**TASK DESCRIPTION**
Your result should be the lines holding the word "active", copied from the entries below.

#### TASK INPUTS ####

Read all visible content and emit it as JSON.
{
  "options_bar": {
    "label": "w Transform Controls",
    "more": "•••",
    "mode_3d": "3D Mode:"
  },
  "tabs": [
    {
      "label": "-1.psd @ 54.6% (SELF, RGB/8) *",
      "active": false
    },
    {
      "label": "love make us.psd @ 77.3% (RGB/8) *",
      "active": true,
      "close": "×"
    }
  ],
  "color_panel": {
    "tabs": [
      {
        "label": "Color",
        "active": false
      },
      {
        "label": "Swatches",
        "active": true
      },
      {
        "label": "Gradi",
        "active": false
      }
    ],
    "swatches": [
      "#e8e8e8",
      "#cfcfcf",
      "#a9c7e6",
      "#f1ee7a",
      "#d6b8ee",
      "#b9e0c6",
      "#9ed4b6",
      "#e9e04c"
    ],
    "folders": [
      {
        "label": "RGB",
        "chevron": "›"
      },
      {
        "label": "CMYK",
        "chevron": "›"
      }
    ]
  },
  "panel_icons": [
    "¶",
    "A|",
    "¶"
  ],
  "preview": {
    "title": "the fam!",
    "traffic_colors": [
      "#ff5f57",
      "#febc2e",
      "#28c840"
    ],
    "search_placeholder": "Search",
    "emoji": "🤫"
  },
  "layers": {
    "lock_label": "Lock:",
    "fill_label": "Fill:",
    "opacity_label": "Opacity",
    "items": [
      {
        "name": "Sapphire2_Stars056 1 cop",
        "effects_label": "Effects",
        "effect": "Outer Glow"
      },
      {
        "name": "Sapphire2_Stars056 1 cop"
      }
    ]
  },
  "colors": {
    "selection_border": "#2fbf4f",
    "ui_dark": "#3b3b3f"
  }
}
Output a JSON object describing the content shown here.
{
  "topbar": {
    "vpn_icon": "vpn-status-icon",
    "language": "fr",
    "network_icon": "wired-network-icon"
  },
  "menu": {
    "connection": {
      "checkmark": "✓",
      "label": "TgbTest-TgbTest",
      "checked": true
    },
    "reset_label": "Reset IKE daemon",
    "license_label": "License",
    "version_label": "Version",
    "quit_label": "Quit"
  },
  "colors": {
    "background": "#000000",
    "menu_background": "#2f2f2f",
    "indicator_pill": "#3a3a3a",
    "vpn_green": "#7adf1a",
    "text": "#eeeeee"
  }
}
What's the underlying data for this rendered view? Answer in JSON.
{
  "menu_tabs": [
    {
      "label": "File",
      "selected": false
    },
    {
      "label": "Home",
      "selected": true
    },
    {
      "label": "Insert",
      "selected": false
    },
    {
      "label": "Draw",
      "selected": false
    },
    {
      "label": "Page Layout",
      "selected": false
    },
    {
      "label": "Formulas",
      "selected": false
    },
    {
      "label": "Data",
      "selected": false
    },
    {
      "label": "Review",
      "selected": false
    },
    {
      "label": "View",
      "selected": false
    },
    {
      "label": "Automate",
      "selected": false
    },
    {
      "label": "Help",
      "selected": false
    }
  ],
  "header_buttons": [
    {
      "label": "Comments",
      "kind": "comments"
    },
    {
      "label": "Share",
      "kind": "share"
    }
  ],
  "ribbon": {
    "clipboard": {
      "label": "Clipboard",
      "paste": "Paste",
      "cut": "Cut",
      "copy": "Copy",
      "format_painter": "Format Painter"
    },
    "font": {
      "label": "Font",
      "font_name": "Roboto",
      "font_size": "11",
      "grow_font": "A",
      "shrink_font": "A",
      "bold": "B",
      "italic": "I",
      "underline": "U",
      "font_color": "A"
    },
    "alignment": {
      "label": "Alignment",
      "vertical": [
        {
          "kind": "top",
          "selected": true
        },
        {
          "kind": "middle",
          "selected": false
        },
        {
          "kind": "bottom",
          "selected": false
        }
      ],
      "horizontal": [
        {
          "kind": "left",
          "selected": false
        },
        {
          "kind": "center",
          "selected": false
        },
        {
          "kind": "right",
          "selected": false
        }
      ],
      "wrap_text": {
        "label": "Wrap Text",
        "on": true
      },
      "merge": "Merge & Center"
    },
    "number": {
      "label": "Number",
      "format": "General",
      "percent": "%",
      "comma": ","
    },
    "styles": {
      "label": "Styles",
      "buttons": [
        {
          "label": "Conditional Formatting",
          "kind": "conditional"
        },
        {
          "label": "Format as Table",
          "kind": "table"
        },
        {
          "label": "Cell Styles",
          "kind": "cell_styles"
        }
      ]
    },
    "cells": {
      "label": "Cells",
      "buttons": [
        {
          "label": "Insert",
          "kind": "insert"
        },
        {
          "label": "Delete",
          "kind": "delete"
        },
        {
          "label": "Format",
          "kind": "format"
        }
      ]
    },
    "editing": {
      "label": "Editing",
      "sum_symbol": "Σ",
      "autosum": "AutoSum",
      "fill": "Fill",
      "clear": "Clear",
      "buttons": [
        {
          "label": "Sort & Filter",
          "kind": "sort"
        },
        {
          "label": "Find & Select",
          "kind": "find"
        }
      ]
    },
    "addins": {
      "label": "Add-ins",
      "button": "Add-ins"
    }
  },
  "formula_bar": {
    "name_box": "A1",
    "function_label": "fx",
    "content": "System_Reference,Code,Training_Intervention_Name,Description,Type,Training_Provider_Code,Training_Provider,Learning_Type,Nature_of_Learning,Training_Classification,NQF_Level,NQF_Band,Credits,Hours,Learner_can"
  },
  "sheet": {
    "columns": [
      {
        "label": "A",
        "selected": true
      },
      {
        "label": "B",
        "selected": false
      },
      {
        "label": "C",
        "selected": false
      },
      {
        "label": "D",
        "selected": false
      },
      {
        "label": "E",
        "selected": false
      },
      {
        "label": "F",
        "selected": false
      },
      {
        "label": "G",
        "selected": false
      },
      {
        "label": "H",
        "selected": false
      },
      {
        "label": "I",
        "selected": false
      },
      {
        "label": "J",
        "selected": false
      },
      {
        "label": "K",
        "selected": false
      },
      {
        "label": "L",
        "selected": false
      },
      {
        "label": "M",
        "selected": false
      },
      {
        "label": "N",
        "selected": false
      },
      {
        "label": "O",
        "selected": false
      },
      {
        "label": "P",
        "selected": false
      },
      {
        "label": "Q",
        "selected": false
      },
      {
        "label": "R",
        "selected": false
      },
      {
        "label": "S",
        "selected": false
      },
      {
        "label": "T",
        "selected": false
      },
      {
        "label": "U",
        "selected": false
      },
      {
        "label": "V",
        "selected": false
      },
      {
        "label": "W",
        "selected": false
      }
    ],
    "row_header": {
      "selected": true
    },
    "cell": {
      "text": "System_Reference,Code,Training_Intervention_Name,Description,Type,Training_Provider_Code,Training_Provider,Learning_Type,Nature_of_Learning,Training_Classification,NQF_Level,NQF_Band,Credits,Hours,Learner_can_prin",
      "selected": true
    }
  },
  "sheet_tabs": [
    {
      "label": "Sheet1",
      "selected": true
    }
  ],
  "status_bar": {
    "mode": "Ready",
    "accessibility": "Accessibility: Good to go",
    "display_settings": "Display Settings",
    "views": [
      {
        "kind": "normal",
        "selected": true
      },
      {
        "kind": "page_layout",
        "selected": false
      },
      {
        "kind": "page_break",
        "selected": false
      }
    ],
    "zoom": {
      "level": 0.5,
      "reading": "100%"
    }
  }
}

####

**RESPONSE TO THE EXERCISE**
      "active": false
      "active": true,
        "active": false
        "active": true
        "active": false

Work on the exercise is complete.